Mercedes aims to beat Tesla at its own EV game

Mercedes has its sights on a bigger share of the electric vehicle market and its parent company, Daimler, has quietly been building its EV fleet to try and upstage Tesla Motors.

According to Business Insider, Daimler has invested $11 billion into electrifying its fleet and plans to offer an electric version of every one of its vehicles by 2022. It projects that at least 50 versions of Mercedes passenger cars will be offered either as fully-electric vehicles or as hybrids.

While Tesla is not big in sales numbers, its reputation means it will not be easy to take on. As Business Insider notes, loyalty to the brand is high and similar to the adulation that Apple Inc receives.

A lot of that has to do with admiration for Tesla chief executive Elon Musk, who is considered a genius tech disruptor committed to fostering a sustainable future.

Tesla has proven its value by upgrading electric cars in a way the world had never witnessed before. For example, they successfully started delivering over-the-air software updates to customers. Also, by selling their cars in Tesla-branded stores, they bucked against the traditional auto dealership model.

But the company has also had to deal with a lot of bad news related to their highly anticipated mass-market vehicle, the Model 3. As the Inquisitr previously reported, there have been reports that the company has manufactured less than 500 units of the much-anticipated new vehicle.

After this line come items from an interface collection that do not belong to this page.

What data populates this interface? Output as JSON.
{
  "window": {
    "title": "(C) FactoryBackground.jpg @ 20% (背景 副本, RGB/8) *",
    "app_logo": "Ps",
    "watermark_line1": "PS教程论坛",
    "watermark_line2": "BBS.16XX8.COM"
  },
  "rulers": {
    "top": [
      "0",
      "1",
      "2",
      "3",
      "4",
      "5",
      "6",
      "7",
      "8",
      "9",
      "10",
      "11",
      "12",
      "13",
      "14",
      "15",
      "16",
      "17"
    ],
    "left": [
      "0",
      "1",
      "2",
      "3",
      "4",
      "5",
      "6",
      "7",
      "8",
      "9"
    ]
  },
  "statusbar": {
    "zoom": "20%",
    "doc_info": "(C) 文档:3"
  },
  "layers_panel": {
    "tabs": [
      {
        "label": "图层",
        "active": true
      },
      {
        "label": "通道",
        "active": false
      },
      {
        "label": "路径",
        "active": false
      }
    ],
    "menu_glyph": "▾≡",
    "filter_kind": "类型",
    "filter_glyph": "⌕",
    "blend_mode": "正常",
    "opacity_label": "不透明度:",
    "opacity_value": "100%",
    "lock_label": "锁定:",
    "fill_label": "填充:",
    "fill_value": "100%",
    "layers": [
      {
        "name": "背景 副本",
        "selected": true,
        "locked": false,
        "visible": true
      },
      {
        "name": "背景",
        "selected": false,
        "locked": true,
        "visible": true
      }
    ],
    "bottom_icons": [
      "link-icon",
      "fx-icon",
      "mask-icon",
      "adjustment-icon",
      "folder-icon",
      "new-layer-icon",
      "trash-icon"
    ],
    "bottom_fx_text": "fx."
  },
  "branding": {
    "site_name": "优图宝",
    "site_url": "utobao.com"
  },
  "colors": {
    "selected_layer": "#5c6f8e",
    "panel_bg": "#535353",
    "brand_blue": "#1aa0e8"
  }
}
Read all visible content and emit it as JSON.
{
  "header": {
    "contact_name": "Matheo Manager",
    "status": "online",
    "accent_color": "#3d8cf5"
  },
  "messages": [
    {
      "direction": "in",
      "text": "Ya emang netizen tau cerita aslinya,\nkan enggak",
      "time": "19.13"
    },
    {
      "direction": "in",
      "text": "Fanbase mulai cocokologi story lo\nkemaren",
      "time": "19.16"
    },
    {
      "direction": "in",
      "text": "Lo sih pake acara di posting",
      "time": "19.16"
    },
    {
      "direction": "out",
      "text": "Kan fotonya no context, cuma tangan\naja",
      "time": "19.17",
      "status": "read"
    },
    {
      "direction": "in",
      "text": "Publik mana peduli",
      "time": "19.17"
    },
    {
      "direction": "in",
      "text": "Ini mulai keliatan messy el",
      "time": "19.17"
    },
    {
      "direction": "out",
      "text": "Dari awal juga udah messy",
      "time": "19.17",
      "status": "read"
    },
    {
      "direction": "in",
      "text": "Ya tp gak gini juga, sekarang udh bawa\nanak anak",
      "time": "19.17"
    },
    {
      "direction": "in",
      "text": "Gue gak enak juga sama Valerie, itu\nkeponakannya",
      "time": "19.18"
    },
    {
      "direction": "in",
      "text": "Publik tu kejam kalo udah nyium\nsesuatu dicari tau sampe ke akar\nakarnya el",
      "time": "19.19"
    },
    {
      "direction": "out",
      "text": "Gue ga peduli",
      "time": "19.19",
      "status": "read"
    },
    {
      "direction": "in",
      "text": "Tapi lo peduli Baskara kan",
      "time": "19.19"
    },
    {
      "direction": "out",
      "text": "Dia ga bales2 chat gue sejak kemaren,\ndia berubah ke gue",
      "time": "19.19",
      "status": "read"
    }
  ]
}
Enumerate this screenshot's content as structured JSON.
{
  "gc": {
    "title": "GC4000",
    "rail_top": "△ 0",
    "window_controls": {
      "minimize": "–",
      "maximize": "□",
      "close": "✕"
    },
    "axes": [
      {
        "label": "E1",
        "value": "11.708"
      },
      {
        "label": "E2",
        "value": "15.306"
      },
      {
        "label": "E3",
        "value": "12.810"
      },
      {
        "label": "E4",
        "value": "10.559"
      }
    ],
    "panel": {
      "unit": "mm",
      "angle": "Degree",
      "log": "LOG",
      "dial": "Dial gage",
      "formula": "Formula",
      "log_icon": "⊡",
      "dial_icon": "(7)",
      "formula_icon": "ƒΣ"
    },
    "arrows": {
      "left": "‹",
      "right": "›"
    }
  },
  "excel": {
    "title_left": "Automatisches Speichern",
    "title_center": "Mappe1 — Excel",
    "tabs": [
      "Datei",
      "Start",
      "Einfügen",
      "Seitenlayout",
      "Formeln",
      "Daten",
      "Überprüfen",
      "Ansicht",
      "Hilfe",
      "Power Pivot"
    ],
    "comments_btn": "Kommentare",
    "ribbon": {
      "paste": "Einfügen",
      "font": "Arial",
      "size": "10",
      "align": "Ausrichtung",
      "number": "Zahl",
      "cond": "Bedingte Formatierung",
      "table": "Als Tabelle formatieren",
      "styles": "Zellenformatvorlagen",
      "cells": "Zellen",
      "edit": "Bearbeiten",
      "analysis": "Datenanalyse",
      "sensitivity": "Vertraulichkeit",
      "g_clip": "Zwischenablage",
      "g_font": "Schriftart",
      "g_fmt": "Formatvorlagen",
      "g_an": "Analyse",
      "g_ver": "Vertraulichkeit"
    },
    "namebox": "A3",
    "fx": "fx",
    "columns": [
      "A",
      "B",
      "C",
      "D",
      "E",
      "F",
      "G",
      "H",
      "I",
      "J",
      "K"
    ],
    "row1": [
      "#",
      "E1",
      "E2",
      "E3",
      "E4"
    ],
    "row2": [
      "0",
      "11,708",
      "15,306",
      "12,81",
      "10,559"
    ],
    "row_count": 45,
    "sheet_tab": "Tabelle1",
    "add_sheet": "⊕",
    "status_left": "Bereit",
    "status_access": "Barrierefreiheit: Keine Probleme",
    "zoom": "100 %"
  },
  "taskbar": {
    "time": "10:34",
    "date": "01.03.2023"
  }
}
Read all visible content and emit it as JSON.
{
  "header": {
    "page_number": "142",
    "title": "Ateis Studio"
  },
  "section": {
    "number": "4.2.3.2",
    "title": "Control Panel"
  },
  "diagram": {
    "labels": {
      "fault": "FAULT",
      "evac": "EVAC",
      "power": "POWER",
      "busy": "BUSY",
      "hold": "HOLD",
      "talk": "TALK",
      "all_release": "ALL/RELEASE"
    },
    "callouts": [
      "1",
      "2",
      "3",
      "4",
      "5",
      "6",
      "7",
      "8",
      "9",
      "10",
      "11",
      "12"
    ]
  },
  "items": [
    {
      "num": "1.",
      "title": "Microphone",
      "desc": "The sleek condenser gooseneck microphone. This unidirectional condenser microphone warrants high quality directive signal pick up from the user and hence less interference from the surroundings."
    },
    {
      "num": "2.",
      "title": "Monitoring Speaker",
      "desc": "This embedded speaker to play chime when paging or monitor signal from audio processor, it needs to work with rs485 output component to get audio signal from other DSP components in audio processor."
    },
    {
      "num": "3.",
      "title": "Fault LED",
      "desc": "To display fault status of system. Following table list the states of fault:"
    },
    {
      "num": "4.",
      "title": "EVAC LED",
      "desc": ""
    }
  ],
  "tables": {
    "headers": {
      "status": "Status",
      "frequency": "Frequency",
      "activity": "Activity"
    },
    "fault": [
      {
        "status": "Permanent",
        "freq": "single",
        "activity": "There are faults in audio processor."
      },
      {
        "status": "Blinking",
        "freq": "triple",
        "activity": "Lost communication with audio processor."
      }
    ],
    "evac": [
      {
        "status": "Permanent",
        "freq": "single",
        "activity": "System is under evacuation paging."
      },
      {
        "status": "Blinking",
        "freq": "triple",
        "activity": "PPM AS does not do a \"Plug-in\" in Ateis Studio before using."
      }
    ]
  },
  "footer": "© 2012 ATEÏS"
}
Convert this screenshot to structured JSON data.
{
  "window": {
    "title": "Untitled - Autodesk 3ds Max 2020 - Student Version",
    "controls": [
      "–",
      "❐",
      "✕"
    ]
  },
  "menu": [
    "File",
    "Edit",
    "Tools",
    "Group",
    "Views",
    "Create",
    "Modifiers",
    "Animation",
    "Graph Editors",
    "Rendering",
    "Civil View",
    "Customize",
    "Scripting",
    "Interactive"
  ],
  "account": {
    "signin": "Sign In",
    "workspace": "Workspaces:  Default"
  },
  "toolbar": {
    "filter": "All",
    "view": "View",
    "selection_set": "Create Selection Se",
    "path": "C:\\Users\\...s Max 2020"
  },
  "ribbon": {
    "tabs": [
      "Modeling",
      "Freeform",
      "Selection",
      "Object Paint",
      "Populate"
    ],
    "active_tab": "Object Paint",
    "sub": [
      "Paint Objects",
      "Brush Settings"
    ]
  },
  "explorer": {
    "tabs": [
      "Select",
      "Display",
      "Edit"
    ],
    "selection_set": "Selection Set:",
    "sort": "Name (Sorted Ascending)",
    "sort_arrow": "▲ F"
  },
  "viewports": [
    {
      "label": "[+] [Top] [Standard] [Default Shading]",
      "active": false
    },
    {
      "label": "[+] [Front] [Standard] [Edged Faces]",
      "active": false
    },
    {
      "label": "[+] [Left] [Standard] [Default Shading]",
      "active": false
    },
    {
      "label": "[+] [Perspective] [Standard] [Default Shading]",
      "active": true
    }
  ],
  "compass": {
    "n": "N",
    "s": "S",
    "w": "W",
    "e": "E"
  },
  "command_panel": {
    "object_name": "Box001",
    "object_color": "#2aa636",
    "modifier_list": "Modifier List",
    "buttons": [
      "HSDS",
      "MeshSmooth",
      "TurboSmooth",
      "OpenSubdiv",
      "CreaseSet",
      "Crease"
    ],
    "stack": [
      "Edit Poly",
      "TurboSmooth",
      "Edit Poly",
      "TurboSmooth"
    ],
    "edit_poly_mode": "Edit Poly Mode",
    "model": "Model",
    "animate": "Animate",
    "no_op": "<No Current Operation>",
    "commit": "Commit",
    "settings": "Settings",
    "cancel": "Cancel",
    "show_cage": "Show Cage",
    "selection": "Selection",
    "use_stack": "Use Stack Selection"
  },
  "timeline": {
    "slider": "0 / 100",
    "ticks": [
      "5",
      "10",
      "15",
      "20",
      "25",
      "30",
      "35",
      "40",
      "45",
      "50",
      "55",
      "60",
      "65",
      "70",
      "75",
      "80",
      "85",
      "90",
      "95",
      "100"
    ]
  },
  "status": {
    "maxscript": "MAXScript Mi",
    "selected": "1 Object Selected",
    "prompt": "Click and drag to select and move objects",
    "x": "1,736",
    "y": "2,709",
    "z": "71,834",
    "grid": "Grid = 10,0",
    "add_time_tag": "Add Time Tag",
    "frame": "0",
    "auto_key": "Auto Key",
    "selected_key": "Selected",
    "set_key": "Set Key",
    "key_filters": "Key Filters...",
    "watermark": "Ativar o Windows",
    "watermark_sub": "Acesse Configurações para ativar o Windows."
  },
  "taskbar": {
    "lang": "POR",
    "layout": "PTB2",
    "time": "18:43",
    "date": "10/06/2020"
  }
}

And the cars that have been produced have been delivered to employees only.

One of their suppliers has also revealed that the company slashed parts orders for the Model 3 by 40 per cent.

The company has claimed that the Model 3 manufacture is plagued by production bottlenecks that are related to automation of the machines that make the vehicle. Tesla recently bought Perbix Machine Company, a firm that specialises in advanced automated manufacturing equipment. It is believed that the purchase was made as part of an overall plan to accelerate Model 3 production.

Also, according to Electrek, Tesla has a history of outselling Mercedes. Tesla sold 25,202 Model S sedans in the U.S. in 2015, giving the company a 25 per cent market share in the luxury sedan market. In 2017, the Tesla has so far outsold the Mercedes S-Class, Porsche Panamera, and BMW 6/7 Series combined in the US.

As Business Insider notes, Mercedes can beat Tesla by rebranding itself as the premier EV manufacturer. It won't be easy, given Tesla's brand recognition in the EV space. But Mercedes will want to do it quickly since China, the world's largest auto market, has announced that it will be discontinuing the use of diesel and gas powered cars.

India, another fast-growing car market, has also said it will go all-electric by 2030. But it is a country where such pronouncements need to be taken with a pinch of salt, given the huge gap between intention and implementation.